Why such difficulty in believing that God will give me what I ask for in prayer? Logically I know it doesn’t depend upon how well I pray, whether I select the right words, or even if I get the theology exactly correct. God, the big powerful One, He gives the answers – it all depends on Him, not me.

Jesus told us what we need in order to receive what we ask for: faith.

Faith, the same stuff which got me saved. I have no problem trusting God for my salvation, my ever-present weakness helps me to be always trusting in Christ not myself. Surely this is what He was saying about praying, ask in faith based on who Jesus is and have an expectation that He who knows all I need and ask for will give it to me.

Stop

Check out this great blog post about this very topic:  Why do healings and stuff happen there and not here?

Faith, not sight

The Friday phenomenon, 5 minute Friday in which I uses today’s prompt of see to set me off writing for 5 minutes. Join the link up over at The Gypsy Mama and read what others have written too.

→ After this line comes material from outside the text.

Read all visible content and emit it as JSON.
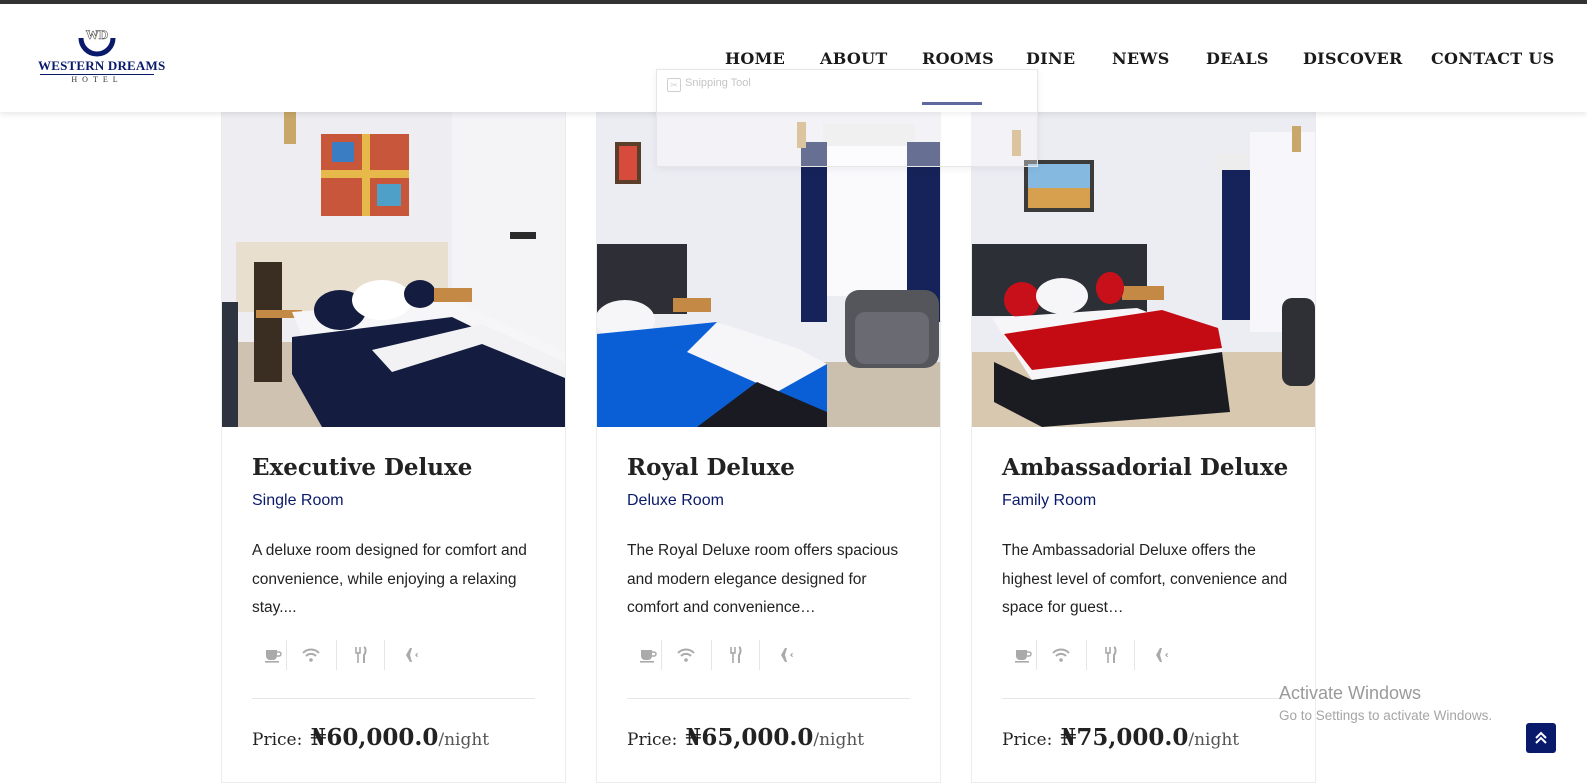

Go:

for we walk by faith, not by sight. (2 Corinthians 5:7 ESV)

I have already written about the importance of eyesight, both physical and spiritual. Yet there can be times – perhaps extended times – when sight is useless to us. The road ahead is enshrouded in mist and fog. Darkness keeps me from seeing what may be before me.

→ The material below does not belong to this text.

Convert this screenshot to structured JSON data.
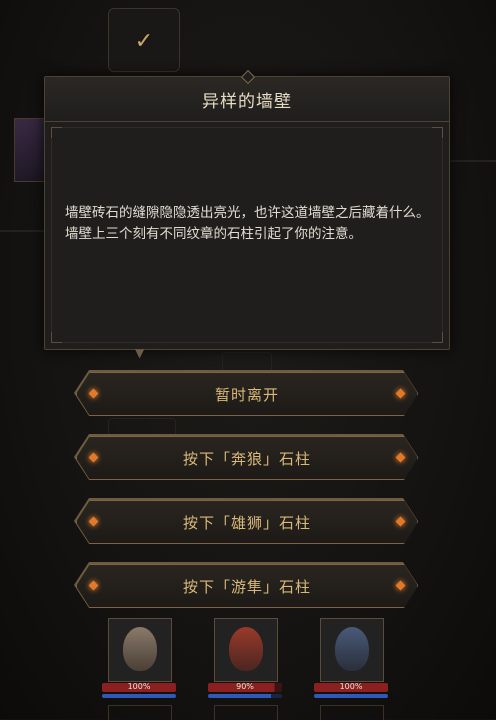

In these times I have no choice but to trust God, to walk in faith. Being honest, I don’t like that, even if it is good for me. I prefer to be able to see, to know what lies ahead.

But even if I could see the road ahead fully, would I make better choices? Knowing my own fears and weaknesses I am certain I would turn back if I knew whatever difficulties await me.

In this I take courage from Paul stating that he walked by faith rather than by sight. The context is that he is groaning and feeling burdened by this life, longing for glory and being home with Jesus. Yet he continues to walk in obedience.

Lord Jesus, please strengthen me to also walk in obedience.

Stop

For while we are still in this tent, we groan, being burdened—not that we would be unclothed, but that we would be further clothed, so that what is mortal may be swallowed up by life. He who has prepared us for this very thing is God, who has given us the Spirit as a guarantee. So we are always of good courage. We know that while we are at home in the body we are away from the Lord, for we walk by faith, not by sight. Yes, we are of good courage, and we would rather be away from the body and at home with the Lord. So whether we are at home or away, we make it our aim to please him. (2 Corinthians 5:4-9 ESV)